Milwaukee welcomes again beavers, after searching and air pollution drove the industrious rodents away

Milwaukee welcomes again beavers, after searching and air pollution drove the industrious rodents away

Beavers are moving back to Milwaukee.

The American beaver was once a staple of this area at the confluence of three rivers on the shores of Lake Michigan. Then the region’s first European residents made Milwaukee one of their most important fur trading posts. They hunted and trapped beavers for their pelts, and the population declined.

As Milwaukee developed, people turned swamps into industrial land and pumped pollution into the rivers. Soon North America’s largest rodent was all but expelled from the city.

But a few years ago, along the riverbanks in the heart of downtown Milwaukee, people began noticing trees gnawed down to the very top — a telltale sign of a beaver.

Researchers have been tracking beavers at Riverside Park, a few miles north of downtown, for a number of years. It’s also a convenient place to learn about the animals, as it also houses the Urban Ecology Center.

Tim Vargo is the Center’s Research and Community Science Manager. I asked him when was the best time to see a beaver and he suggested going canoeing down the Milwaukee River just before sunset. So one evening in September we tow some canoes down to the river and go in search of beavers.

Amanda Tokuyama, Urban Ecology Center GIS and Field Data Coordinator, and Tyler Vinca, Neighborhood Engagement Assistant for Riverside Park, canoeing down the Milwaukee River in September. (Chris Bentley/Here & Now)

Before we even push off the shore, we see another small mammal. A mink scampers up a tree near where we had just launched our canoes.

Ecologists say the return of wildlife is a sign that ecosystems are recovering. It’s also a sign that beavers, like the people of Milwaukee, are learning to love their native rivers again.

According to Vargo, the return of animals like mink and beaver to this stretch of the river is in line with the city’s attitude towards its waterways.

“Where we’re paddling right now, there were swim schools upstream and downstream. There were amusement parks, ski jumps in winter. There was a lot of skating and canoe tournaments where people would stand in canoes and crowd them together and you’d have something like a big Q-Tip,” he says. “As you passed the other canoes, you tried to push them into the river.”

It’s not hard to imagine why canoe tournaments might have gone out of fashion.
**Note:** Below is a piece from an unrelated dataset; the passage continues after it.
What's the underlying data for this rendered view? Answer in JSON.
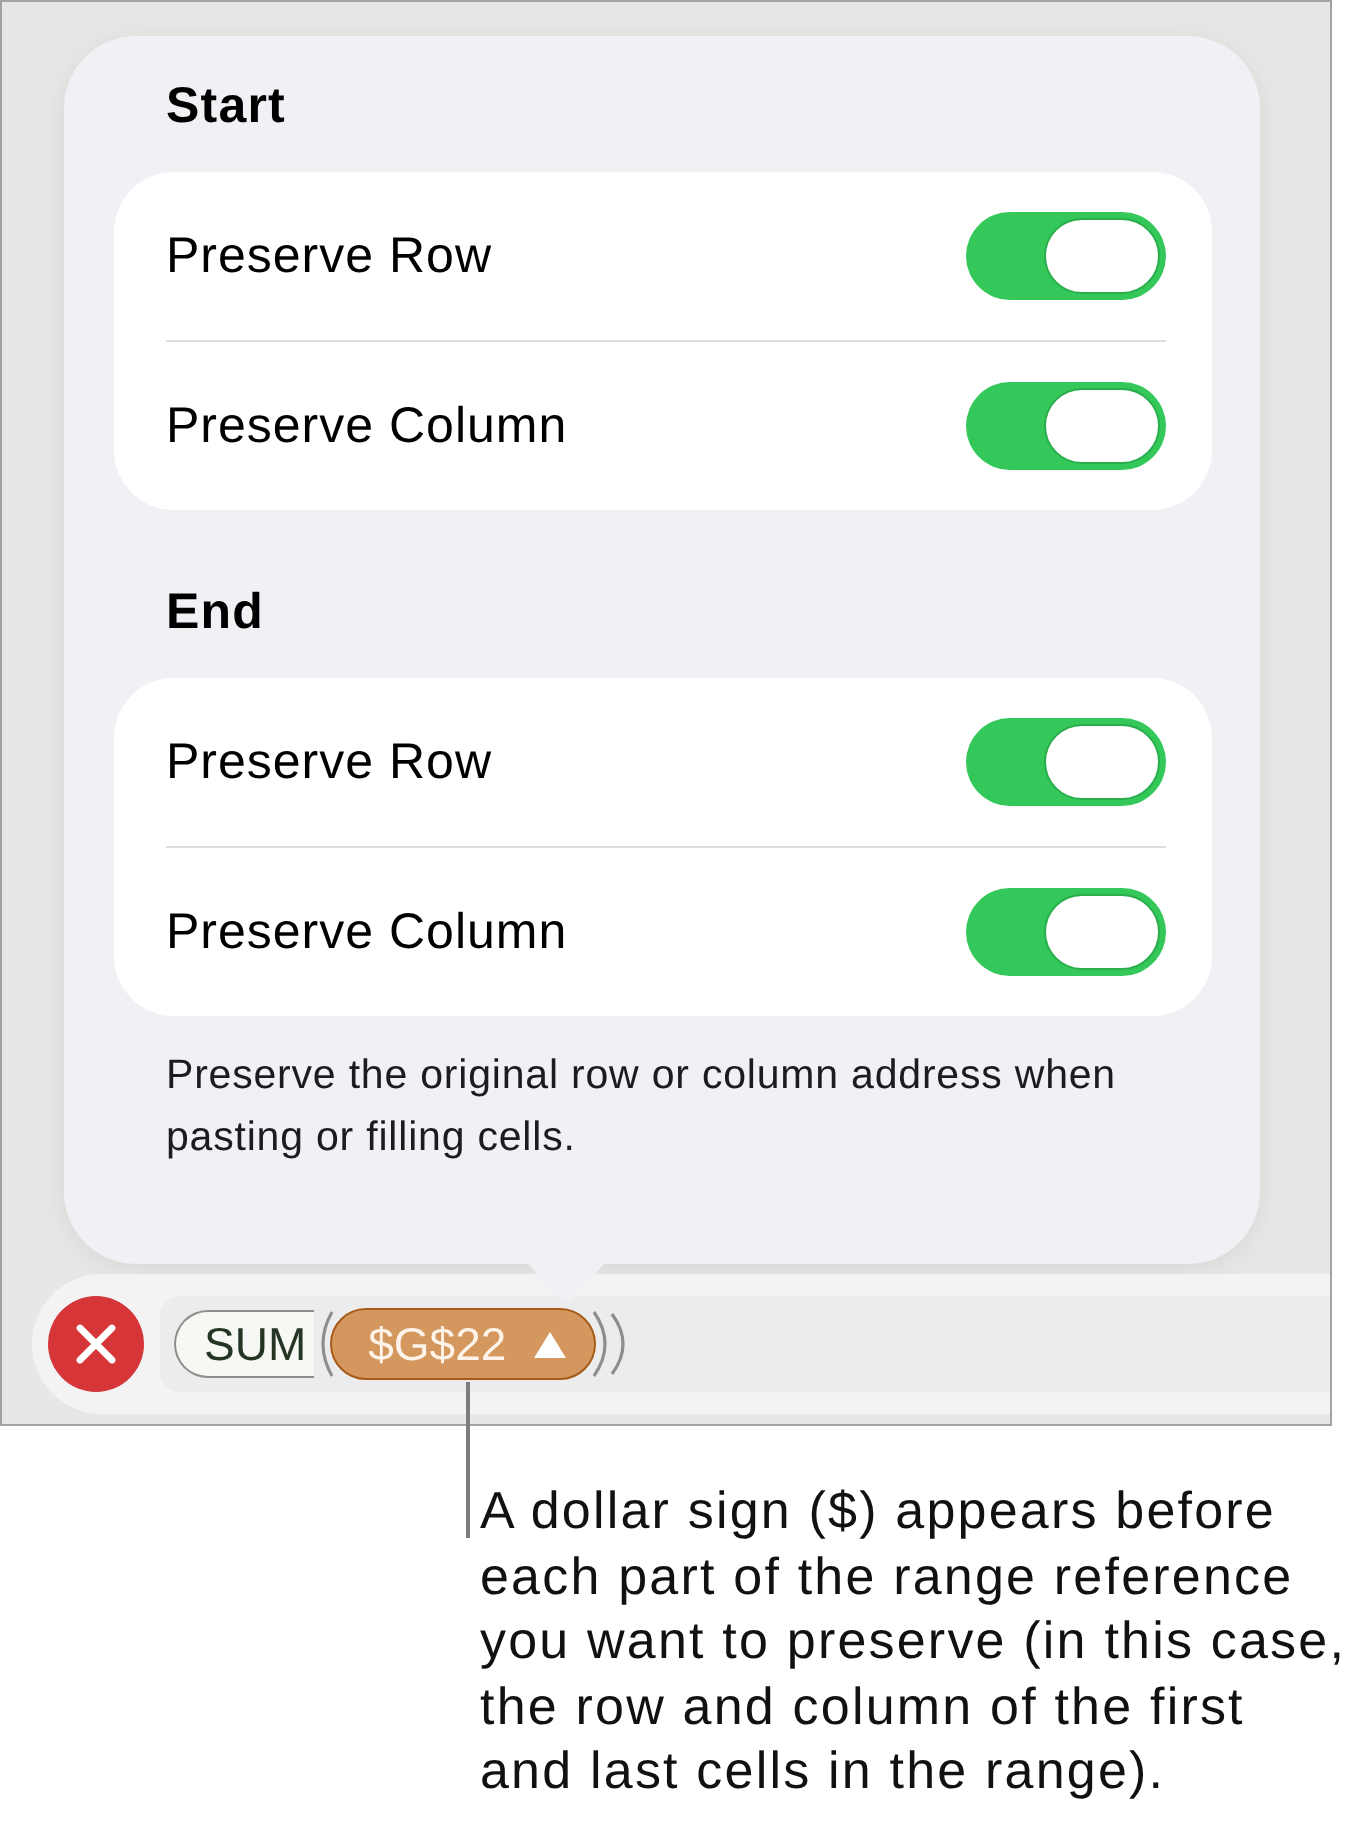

But what happened to all the other recreational uses of the river?

“It didn’t take long for pollution to catch up,” says Vargo. “People were encouraged to move away from the river to the lake. So you had that time when you loved the river, until a time when you completely destroyed it. And then there’s probably in the last 20 years, coinciding with the return of some great wildlife, people who invested in them and loved them again and wandered up and down the river.”

There was even a swim race in the river, something that hadn’t happened until a few years ago. “The Cream City Classic is an opportunity to celebrate advances in water quality and to welcome our entire Milwaukee community back to the water as we all raise our expectations of what our water can perform,” it said the race website.

On our canoe trip we spot a few fish, some sandpipers and downy woodpeckers before one of Vargo’s colleagues spots something furry swimming along the shore near a burrow in the muddy river bank. Maggie Steinhauer, research and community science coordinator for the Urban Ecology Center, points out.

“There’s something floating under those hanging plants,” she says as we stealthily paddle closer.

The animal swims past a floating patch of trash and driftwood, but just as we get close enough to get a good look, it dives underwater. Beavers can hold their breath for up to 15 minutes. We wait around but don’t see it again.

An American beaver in the wild.  (Chris Bentley/Here & Now)An American beaver in the wild. (Chris Bentley/Here & Now)

There are an estimated 10 to 15 million beavers in the United States today, but there may have been hundreds of millions in the past. Vargo says their dams have changed the landscape.

“The amount of engineering they’ve done on our planet is ridiculous,” says Vargo. By altering the flow of water, beaver dams can help filter out pollutants from wetlands, he says. Some ecologists believe that beavers may hold the key to habitat restoration in the American West as well.

“It’s estimated that they just do a lot of environmental cleaning, a lot of services that we spend a lot of money on,” says Vargo.

This is another reason why ecologists are happy about the return of beavers to the cities.
Last year, researchers at the University of Wisconsin Milwaukee found that beavers could significantly reduce flooding in some of the county’s most flood-prone areas.

However, trout fishermen worry that too many beaver dams could pollute their fishing rivers.
But in urban Milwaukee, there’s still room for people to share the rivers with a few beavers.

The sun finally set on our canoe ride and we headed back to shore while bats snapped at bugs overhead.

But was that really a beaver we saw earlier? I never caught a glimpse of that scaly, paddle-like story. Could it have been a muskrat? I had a camera on the canoe and later sent my photos to Christopher Yahnke, a biologist at the University of Wisconsin Stevens Point. He emailed right back.

“Muskrats swim deeper,” he said. “Those cute ears and huge head – definitely a beaver.”